"She really tries hard. She wants to try different stuff. She's always willing to help everybody and do everything. She called in sick one day and everyone said, 'Oh no! Michelle's not here!' because she's just such a help. You don't have to tell her what to do -- she just does it. She's also conscientious about what other people are doing -- not that she likes to watch everybody -- she just really cares about her job and the store. When we're up for awards or an inspection, she looks at the store as a whole picture rather than just , 'Oh is my dining room clean?' If the kitchen needs to be mopped, she'll do it rather than some employees who probably don't care and do as little as possible. If I tell her to do something, it'll be done right."

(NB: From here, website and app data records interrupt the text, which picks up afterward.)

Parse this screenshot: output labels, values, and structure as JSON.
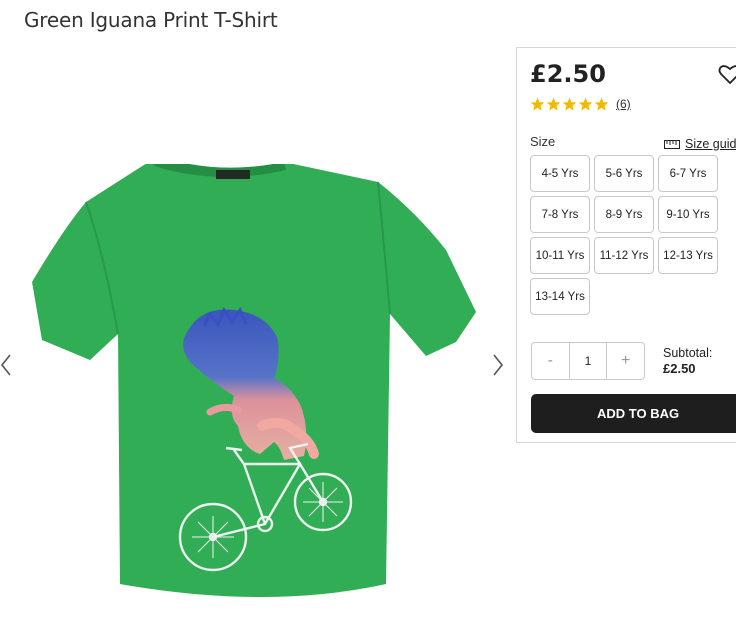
{
  "product": {
    "title": "Green Iguana Print T-Shirt"
  },
  "gallery": {
    "prev_icon": "chevron-left-icon",
    "next_icon": "chevron-right-icon"
  },
  "panel": {
    "price": "£2.50",
    "rating": {
      "stars": 5,
      "max": 5,
      "count_label": "(6)"
    },
    "size_label": "Size",
    "size_guide_label": "Size guide",
    "sizes": [
      "4-5 Yrs",
      "5-6 Yrs",
      "6-7 Yrs",
      "7-8 Yrs",
      "8-9 Yrs",
      "9-10 Yrs",
      "10-11 Yrs",
      "11-12 Yrs",
      "12-13 Yrs",
      "13-14 Yrs"
    ],
    "quantity": {
      "minus": "-",
      "value": "1",
      "plus": "+"
    },
    "subtotal_label": "Subtotal:",
    "subtotal_value": "£2.50",
    "add_to_bag": "ADD TO BAG"
  },
  "colors": {
    "shirt": "#2fad55",
    "button": "#1e1e1e",
    "star": "#f5b800"
  }
}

The hard work and tough attitude reflect Michelle's independence. She lives with an uncle in a trailer in El Cajon, where a social worker checks in on her twice a month. "She's very self-sufficient," Hight says. "Sometimes I'll help her balance her checkbook or explain a payment or make a phone call once in a while, but not very often. I know she misses her mother and father -- they had to move to Arizona for a job opportunity, but she wanted to stay here and work at Carl's Jr."
Michelle beams with pride when asked about her work. "I worked at Pizza Hut for a little bit, but I liked it better here at Carl's Jr. I like the people, I like the customers, I like the service. I try to push myself very hard in everything I do." She is seldom bored on the long ride to work. "Actually, I have my own comic strips. I'll work on that. I enjoy doing a lot of things. In my spare time I go to church and do a lot of errands -- but I really like my cartoons."

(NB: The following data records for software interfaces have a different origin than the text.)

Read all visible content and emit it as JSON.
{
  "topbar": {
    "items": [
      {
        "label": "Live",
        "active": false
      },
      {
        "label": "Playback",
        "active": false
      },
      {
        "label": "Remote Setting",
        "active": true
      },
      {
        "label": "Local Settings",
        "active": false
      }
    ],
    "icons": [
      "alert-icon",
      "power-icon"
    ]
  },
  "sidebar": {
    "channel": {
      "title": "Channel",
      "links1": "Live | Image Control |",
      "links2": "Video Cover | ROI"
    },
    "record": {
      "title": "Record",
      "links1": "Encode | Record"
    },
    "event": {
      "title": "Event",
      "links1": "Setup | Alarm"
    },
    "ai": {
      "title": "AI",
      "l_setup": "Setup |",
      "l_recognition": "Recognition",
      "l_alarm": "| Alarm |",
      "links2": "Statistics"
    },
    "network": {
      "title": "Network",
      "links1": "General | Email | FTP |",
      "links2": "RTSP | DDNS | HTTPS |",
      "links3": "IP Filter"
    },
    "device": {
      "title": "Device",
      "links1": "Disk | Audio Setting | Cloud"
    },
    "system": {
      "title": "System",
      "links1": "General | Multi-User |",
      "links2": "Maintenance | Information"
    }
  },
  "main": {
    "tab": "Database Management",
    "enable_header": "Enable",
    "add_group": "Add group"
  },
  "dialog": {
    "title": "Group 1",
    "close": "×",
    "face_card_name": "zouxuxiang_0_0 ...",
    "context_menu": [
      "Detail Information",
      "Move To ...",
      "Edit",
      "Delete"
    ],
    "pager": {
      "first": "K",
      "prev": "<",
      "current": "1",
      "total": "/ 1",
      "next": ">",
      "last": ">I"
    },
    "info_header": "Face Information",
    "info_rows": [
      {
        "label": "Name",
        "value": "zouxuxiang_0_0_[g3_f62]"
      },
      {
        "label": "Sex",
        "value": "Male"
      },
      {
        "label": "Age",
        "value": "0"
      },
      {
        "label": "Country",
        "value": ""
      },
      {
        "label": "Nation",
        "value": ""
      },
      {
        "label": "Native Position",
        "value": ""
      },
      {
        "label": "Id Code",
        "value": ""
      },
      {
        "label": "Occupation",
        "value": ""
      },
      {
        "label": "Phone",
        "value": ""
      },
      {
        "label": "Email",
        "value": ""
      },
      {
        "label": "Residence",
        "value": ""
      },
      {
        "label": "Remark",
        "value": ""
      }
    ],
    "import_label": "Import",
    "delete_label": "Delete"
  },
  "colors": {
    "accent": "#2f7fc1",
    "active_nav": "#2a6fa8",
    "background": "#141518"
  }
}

The highlight of Michelle's career came in March of 1999 when she met Carl's Jr. founder, Carl Karcher, and delivered a speech in front of 300 people. As Hight recalls, it was at the Hyatt Hotel on Mission Bay, but Michelle corrects her: "It was at the Hilton Hotel on Mission Bay. For me, that was a dream come true. I did write out a speech, and I presented him with an award on behalf of people with disabilities. I got a standing ovation. I got hugs from people I didn't even know. I was very honored to do something like that.
"I thank Linda Hight for training me very well. If it wasn't for her, I don't know where I'd be today. She's one of my favorite bosses that I've ever had. I'm looking forward to going farther with my skills."
At the Vons market in Mission Hills, Mikey, 28, bags groceries two hours a day, four days a week. Because of his Down's syndrome, Mikey does not communicate as clearly as Michelle, but he works just as hard. Store manager Robert Goulding doesn't know where Mikey was trained. "He's worked here for four years. He was here when I got here." (Goulding recently transferred from another store). "I know that there's an agency involved in it, and he does have a job coach, but he's far enough along in his career that she doesn't actually come in unless we call her in and request her.
"He's worked out really well. His attitude is good as long as he stays focused. He's always willing to turn around and readjust his focus. Every day he interacts with customers -- in fact, he just received a letter not too long ago from a customer. She was very impressed with Mikey."
Mikey is well-liked by the staff, and they treat him like a brother. "Everybody likes him. Our store is like a family and he's just part of our family. He does everything a normal courtesy clerk would do. He bags groceries, interacts with customers. He does a lot of dusting and cleaning around the store. We like to keep him involved and interacting with the customers -- either up front or on the sales floor. He's not shy at all. He loves football. He's got season tickets for the Chargers. He's a big sports fan; he can tell you who won every game every week."